### Exercise data
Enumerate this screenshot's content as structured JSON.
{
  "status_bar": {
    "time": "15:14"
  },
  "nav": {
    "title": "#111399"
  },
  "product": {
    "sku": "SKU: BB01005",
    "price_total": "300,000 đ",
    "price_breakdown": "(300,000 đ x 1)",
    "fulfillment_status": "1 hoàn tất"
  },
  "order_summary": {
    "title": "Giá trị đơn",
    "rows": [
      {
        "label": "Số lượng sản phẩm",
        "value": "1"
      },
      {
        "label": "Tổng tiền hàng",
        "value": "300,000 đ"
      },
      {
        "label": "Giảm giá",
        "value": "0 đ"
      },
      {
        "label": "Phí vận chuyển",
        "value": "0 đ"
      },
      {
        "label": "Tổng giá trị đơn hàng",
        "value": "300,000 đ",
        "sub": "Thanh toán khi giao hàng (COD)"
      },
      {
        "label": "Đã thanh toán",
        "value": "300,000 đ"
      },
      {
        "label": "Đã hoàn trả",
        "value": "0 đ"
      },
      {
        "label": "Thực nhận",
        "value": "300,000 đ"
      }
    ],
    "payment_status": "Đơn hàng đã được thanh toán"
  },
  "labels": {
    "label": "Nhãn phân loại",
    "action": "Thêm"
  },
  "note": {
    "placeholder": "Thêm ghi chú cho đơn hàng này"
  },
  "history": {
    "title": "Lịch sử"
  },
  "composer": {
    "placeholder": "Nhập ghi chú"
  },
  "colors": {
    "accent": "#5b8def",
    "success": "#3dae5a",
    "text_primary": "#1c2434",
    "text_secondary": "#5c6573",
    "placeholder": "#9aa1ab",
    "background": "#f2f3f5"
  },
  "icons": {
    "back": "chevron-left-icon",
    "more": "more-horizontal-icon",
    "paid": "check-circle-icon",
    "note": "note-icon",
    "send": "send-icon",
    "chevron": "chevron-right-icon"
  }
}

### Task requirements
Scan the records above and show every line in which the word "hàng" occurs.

### The answer
        "label": "Tổng tiền hàng",
        "label": "Tổng giá trị đơn hàng",
        "sub": "Thanh toán khi giao hàng (COD)"
    "payment_status": "Đơn hàng đã được thanh toán"
    "placeholder": "Thêm ghi chú cho đơn hàng này"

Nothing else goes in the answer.